Authors: Michael D. McCall, Rena L. Pawlick and A.M. James Shapiro View affiliations

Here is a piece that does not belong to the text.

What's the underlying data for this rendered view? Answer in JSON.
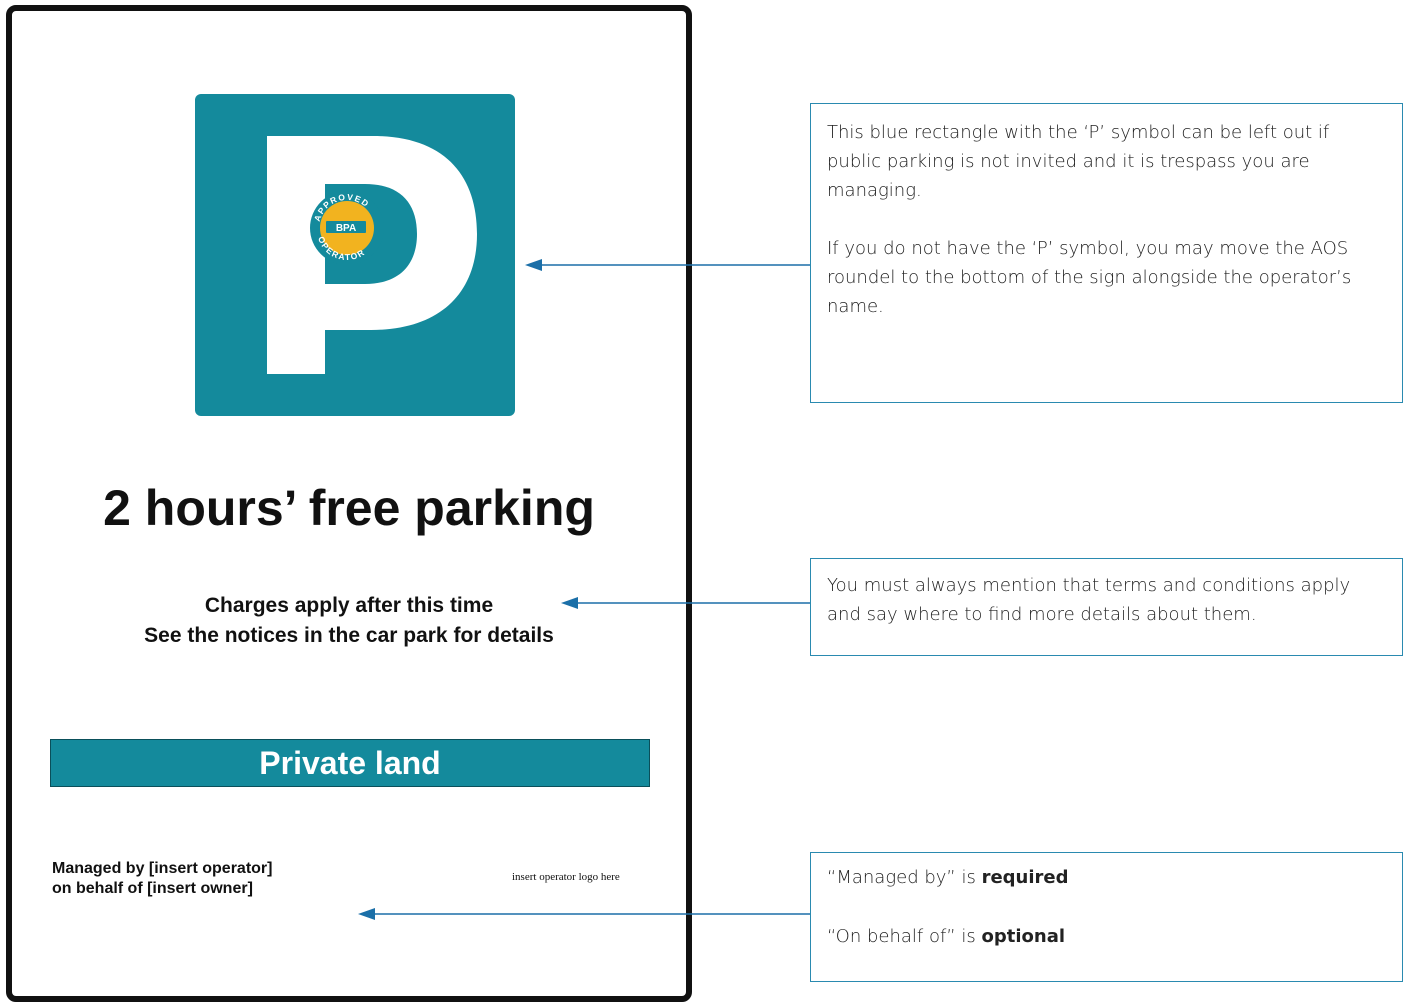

One limitation of current islet transplantation protocols is the loss of up to 70% of the transplanted islet mass. Inflammatory events play a major role in islet loss including the cytokines TNFα and IL-1. Resveratrol, a compound with anti-inflammatory and anti-oxidant properties, has the potential to mitigate islet loss. Using a syngeneic marginal after mouse islet transplantation model we tested the ability of resveratrol to enhance islet engraftment. We failed to show a difference in diabetes reversal between mice treated with vehicle and those treated with either 10 mg/kg (47.1% for resveratrol vs. 35.3% for control) or 50 mg/kg (20% for resveratrol vs. 22.2% for control) of resveratrol daily for three weeks. In addition, at one month there was no difference in glucose tolerance or graft survival (10 mg/kg: 552.6 ng/ml resveratrol group vs. 576.6 ng/ml control group; 50 mg/kg: 463 ng/ml resveratrol group vs. 444.1 ng/ml control group). In summary, over a wide range of doses, resveratrol did not exert a benefit on mouse islet engraftment. Further studies should be conducted with human islets before deeming resveratrol ineffective in islet engraftment and survival.
Received: May 23, 2011; Accepted: May 29, 2011